Federal Court just rules in favour of cattle exporters

Animals Australia

Animals Australia team

Last updated 2 June 2020

The Federal Court has ruled in favour of cattle exporters who launched a class action after a temporary live export ban was enacted in 2011 following explosive revelations of extreme cruelty.

In 2005 the live export industry published a report warning of the PR nightmare that would unfold if the Australian public was made aware of animal slaughter practices in Indonesia. It was one of six separate industry reports that consistently highlighted significant abuses facing cattle exported to the country including head slapping during cruel roping slaughter, eye gouging, tail breaking and ineffective throat cutting – all leading to prolonged and painful deaths for the animals.

This ‘PR nightmare’ became a reality in 2011 when Animals Australia documented routine slaughter practices across four cities in Indonesia. Our evidence, along with that independently obtained by ABC’s Four Corners program, was broadcast on Australian television.


You can watch the full story ‘A bloody business’ online here.


In the Federal Court Justice Rares stated that the footage in the 4 Corners program: “depicted appalling cruelty to cattle in a significant number of Indonesian slaughterhouses and several scenes showing the uses of Mark I boxes which subjected the animals to very cruel treatment."

Perhaps more shocking than the industry’s preparedness to knowingly supply millions of cattle to cruel treatment over two decades, was their facilitation of it, through the installation of brutal slaughter boxes. Boxes which according to world-renowned animal behaviour expert Dr Temple Grandin, breached ‘every humane slaughter standard anywhere in the world.’

In the fall-out of this exposé, Meat and Livestock Australia admitted that 92% of cattle exported to Indonesia – some 500,000 a year – went to facilities where they would be slaughtered while fully conscious. That means, the vast majority of cattle exported to the country faced the very same abuses Four Corners famously exposed.

Former Agriculture Minister, Senator Joe Ludwig, enacted a temporary 5-week suspension of trade to ensure that cattle exported to Indonesia wouldn’t continue to be at risk of eye gouging, tail breaking, head slapping, or being restrained in brutal Australian-designed Mark I slaughter-boxes that caused immense pain and suffering.

While the Federal Court has found that Senator Ludwig erred by not allowing for exemption applications, it also acknowledged Senator Ludwig received advice as to the difficulties of policing where animals were supplied to in Indonesia. This factor has subsequently been reinforced by numerous breaches of the ESCAS ‘closed loop’ system in importing countries.
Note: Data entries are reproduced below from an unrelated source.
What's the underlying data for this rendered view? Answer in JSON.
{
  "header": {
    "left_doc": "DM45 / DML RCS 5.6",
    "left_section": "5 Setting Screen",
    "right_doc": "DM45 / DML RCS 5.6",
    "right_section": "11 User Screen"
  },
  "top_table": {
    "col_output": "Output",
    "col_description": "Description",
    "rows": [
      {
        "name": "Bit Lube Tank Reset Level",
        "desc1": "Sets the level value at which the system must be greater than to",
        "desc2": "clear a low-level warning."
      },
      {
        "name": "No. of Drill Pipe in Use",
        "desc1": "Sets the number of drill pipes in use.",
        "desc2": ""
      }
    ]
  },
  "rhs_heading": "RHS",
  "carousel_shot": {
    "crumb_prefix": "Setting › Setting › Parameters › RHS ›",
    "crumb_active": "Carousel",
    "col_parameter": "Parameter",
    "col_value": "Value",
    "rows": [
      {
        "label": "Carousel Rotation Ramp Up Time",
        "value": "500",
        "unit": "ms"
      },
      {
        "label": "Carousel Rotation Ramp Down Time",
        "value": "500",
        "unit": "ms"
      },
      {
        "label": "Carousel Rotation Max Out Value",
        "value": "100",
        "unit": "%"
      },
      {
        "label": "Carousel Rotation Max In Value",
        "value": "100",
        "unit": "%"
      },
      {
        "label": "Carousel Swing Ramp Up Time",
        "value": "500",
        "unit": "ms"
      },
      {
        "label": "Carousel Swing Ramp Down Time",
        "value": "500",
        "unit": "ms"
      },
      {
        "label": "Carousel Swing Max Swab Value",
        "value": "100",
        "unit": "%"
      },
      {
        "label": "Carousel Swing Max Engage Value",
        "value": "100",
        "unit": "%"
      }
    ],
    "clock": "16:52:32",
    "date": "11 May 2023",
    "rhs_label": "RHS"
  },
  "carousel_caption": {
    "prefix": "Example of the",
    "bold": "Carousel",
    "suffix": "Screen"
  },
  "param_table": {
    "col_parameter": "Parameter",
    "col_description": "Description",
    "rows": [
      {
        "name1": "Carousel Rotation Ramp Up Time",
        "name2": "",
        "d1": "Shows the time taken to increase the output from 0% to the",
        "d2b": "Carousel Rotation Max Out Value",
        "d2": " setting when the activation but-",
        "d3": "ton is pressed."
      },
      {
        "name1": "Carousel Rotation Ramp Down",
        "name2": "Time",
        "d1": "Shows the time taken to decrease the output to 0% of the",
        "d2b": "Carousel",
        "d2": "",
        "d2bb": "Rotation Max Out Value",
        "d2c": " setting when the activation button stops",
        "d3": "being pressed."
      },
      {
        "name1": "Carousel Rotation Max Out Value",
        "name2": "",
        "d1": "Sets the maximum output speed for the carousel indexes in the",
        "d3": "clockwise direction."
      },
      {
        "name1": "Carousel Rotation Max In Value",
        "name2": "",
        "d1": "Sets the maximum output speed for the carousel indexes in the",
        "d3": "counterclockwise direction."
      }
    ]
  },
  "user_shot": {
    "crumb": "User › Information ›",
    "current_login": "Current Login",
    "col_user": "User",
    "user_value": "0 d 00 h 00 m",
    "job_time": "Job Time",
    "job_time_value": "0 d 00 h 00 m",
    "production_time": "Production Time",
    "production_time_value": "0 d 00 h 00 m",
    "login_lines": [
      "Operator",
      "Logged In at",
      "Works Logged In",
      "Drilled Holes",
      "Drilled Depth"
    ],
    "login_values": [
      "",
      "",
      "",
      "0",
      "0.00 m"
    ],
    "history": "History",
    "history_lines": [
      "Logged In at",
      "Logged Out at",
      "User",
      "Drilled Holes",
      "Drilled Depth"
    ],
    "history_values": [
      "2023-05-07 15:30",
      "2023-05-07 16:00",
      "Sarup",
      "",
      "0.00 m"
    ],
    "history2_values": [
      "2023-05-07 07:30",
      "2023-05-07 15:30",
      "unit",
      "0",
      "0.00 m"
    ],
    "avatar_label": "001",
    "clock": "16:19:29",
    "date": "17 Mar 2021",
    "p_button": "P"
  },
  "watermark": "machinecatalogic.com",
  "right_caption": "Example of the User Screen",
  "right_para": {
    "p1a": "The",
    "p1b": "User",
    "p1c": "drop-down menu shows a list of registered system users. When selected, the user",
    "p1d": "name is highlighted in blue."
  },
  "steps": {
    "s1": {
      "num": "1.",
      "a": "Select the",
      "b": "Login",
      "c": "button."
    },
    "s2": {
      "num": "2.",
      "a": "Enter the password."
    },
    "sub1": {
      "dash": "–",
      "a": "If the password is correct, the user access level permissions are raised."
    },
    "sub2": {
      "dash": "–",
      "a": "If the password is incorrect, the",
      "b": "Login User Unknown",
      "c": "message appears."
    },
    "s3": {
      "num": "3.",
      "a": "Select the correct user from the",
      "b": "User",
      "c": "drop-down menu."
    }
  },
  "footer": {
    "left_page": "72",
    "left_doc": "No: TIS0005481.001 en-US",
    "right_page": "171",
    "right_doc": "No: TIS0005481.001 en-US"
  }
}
In 2006, the Howard government similarly acted to prevent cruelty in the live cattle trade by suspending shipments to Egypt on the provision of evidence of local slaughter practices that involved tendon slashing and eye stabbing. Practices once again that the Australian live export industry admitted they were aware of yet exported 1 million cattle to Egypt anyway.

It’s important to remember that, had this 5-week suspension of trade not been imposed, changes in Indonesian slaughterhouses that now see the vast majority of exported Australian cattle stunned unconscious before slaughter, would not have been implemented.

There are many Australians today who remain deeply grateful to Joe Ludwig for having the courage to make a decision that was in the interests of animals — and it should be noted that Senator Ludwig in 2011 offered affected producers compensation and all animal protection groups publicly supported compensation being provided.

And while processes and decisions made by Senator Ludwig were scrutinised by the Federal court, it should not be forgotten that the brutality Australian cattle faced in Indonesia was widespread and well known to exporters and Meat and Livestock Australia for over a decade. It was they who let cattle producers down, not the government.

"If anyone is to ‘blame’ for economic losses that resulted in the temporary halt in trade, it isn’t the government that prevented further animal cruelty, it’s the industry body that not only ignored it, but facilitated it."
- Lyn White, Animals Australia